### Task description:
Write the entries below out again in full. Match every character.

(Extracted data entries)
================
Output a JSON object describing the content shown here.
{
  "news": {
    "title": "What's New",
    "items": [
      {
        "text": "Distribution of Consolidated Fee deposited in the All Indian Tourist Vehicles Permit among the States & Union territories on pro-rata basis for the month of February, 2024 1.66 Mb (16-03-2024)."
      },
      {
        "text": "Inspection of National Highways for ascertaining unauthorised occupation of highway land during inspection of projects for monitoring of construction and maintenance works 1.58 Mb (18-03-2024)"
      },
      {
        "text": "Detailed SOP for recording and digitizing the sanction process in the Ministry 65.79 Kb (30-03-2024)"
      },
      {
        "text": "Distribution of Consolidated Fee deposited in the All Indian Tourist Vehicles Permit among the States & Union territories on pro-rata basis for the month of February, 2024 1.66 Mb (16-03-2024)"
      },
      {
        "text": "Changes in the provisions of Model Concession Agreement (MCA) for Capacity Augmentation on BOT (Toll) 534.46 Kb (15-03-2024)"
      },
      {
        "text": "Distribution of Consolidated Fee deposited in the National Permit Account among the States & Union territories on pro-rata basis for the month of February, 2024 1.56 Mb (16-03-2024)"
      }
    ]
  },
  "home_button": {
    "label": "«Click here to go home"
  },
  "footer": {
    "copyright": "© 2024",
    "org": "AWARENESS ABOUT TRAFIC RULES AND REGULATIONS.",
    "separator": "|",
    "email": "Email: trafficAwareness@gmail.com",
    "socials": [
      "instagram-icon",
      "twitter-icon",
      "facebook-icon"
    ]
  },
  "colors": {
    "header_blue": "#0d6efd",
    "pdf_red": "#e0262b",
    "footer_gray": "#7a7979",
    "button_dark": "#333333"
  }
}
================
### Task output:
Output a JSON object describing the content shown here.
{
  "news": {
    "title": "What's New",
    "items": [
      {
        "text": "Distribution of Consolidated Fee deposited in the All Indian Tourist Vehicles Permit among the States & Union territories on pro-rata basis for the month of February, 2024 1.66 Mb (16-03-2024)."
      },
      {
        "text": "Inspection of National Highways for ascertaining unauthorised occupation of highway land during inspection of projects for monitoring of construction and maintenance works 1.58 Mb (18-03-2024)"
      },
      {
        "text": "Detailed SOP for recording and digitizing the sanction process in the Ministry 65.79 Kb (30-03-2024)"
      },
      {
        "text": "Distribution of Consolidated Fee deposited in the All Indian Tourist Vehicles Permit among the States & Union territories on pro-rata basis for the month of February, 2024 1.66 Mb (16-03-2024)"
      },
      {
        "text": "Changes in the provisions of Model Concession Agreement (MCA) for Capacity Augmentation on BOT (Toll) 534.46 Kb (15-03-2024)"
      },
      {
        "text": "Distribution of Consolidated Fee deposited in the National Permit Account among the States & Union territories on pro-rata basis for the month of February, 2024 1.56 Mb (16-03-2024)"
      }
    ]
  },
  "home_button": {
    "label": "«Click here to go home"
  },
  "footer": {
    "copyright": "© 2024",
    "org": "AWARENESS ABOUT TRAFIC RULES AND REGULATIONS.",
    "separator": "|",
    "email": "Email: trafficAwareness@gmail.com",
    "socials": [
      "instagram-icon",
      "twitter-icon",
      "facebook-icon"
    ]
  },
  "colors": {
    "header_blue": "#0d6efd",
    "pdf_red": "#e0262b",
    "footer_gray": "#7a7979",
    "button_dark": "#333333"
  }
}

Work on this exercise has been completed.